Last month’s ProPublica revelations identified what many experts, some lawmakers, and a majority of Americans already knew about the U.S. tax code: Policymakers over the past several decades have created a system that allows some of the nation’s wealthiest individuals to pay little or no federal income tax each year.
Ongoing negotiations over the next round of recovery legislation give Congress an opportunity to reverse course by closing loopholes and rolling back tax cuts for those at the top, thereby raising the revenue needed to strengthen the nation’s infrastructure and respond to economic and racial inequalities, according to a new report from the Center on Budget & Policy Priorities.
Improving and expanding the taxation of wealth will bring more balance to the country’s tax code and raise the revenue we need to invest in a recovery that helps Pennsylvania and other states build a better future and an economy that works for everyone, not just the wealthy. Pennsylvania families contribute to the investments that create opportunity and prosperity for all of us. It’s time for the wealthiest Americans and corporations to do the same. All Pennsylvania members of Congress should support policies to advance tax fairness and fund our recovery.
The federal income tax accounts for roughly half of all federal revenue. And it’s essentially a voluntary tax for the richest Americans because much of their income comes in the form of gains in the value of their stocks and other assets and they can avoid taxes on those capital gains if they hold onto their assets rather than sell them.
The tax breaks and loopholes that make this possible have been expanded in recent years, including in the 2017 Trump tax cuts, helping to widen the enormous gaps in income and wealth between the nation’s richest and everyone else.
Many state and local tax codes worsen America’s economic and racial inequities by asking low- and middle-income taxpayers to pay a larger share of their income in taxes than the wealthiest taxpayers.
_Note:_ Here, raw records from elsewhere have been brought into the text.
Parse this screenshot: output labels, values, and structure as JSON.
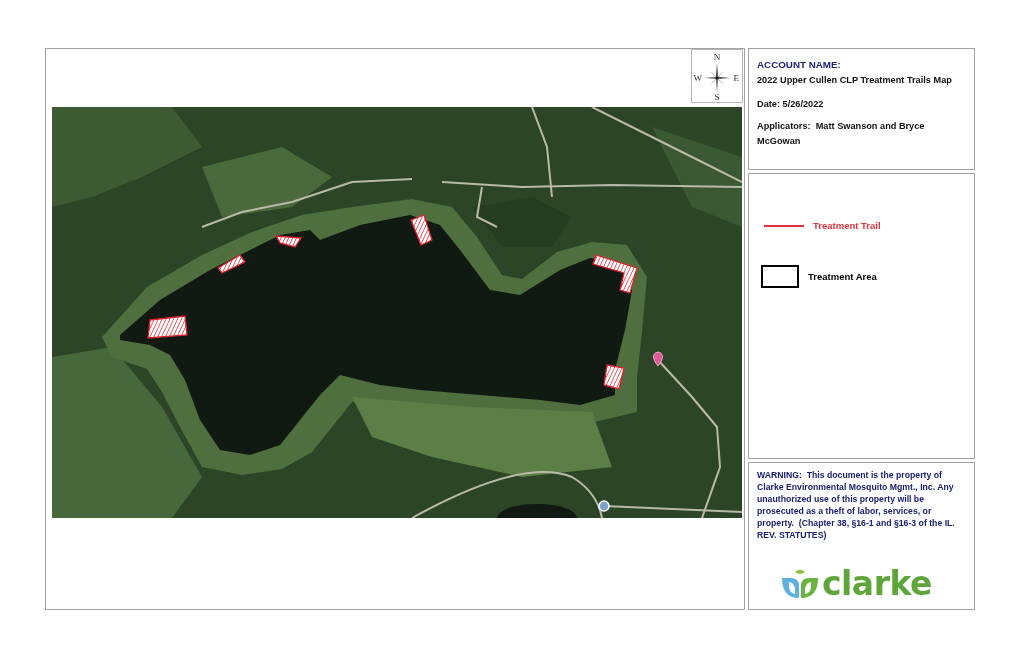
{
  "compass": {
    "north": "N",
    "west": "W",
    "east": "E",
    "south": "S"
  },
  "info": {
    "heading": "ACCOUNT NAME:",
    "title": "2022 Upper Cullen CLP Treatment Trails Map",
    "date": "Date: 5/26/2022",
    "applicators": "Applicators:  Matt Swanson and Bryce McGowan"
  },
  "legend": [
    {
      "kind": "line",
      "label": "Treatment Trail",
      "color": "#e0323c"
    },
    {
      "kind": "box",
      "label": "Treatment Area",
      "color": "#000000"
    }
  ],
  "warning": "WARNING:  This document is the property of Clarke Environmental Mosquito Mgmt., Inc. Any unauthorized use of this property will be prosecuted as a theft of labor, services, or property.  (Chapter 38, §16-1 and §16-3 of the IL. REV. STATUTES)",
  "logo": {
    "wordmark": "clarke"
  }
}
In Pennsylvania, those with the lowest incomes (20% of taxpayers) face an average state and local tax rate that is more than twice the rate paid by the top 1 percent of households in the state. The average effective state and local tax rate is 13.8% for the lowest-income 20 percent of individuals and families, 11.1% for the middle 20 percent, and 6% for the top 1 percent.
To ensure the wealthiest Americans pay their fair share and contribute to much-needed public investments, federal lawmakers should address flaws in the U.S. tax code with the following reforms, all of which would affect only households with incomes above $400,000:
- Make more income of the nation’s wealthiest taxable each year (e.g., their unrealized capital gains)—or at least at some point. President Joe Biden has proposed taxing capital gains that have escaped taxation at the end of an individual’s lifetime.
- Reduce tax breaks tied to income for the wealthiest households. The president has also proposed eliminating the lower tax rates on capital gains and dividends for those with incomes over $1 million, taxing that income at the same tax rate as salaries and interest, and eliminating the deduction for pass-through income created in 2017. A new tax on the incomes of millionaires should also be strongly considered.
- Bolster other taxes, such as the corporate income tax and the estate tax, which fall most heavily on the wealthiest households. President Biden has proposed increasing the corporate tax rate to 28 percent, along with international tax changes to address the longstanding and rampant use of tax havens.
While none of these proposals alone would ensure that wealthy tax filers pay a fair amount of taxes, together they represent a commonsense step in the direction of greater tax fairness.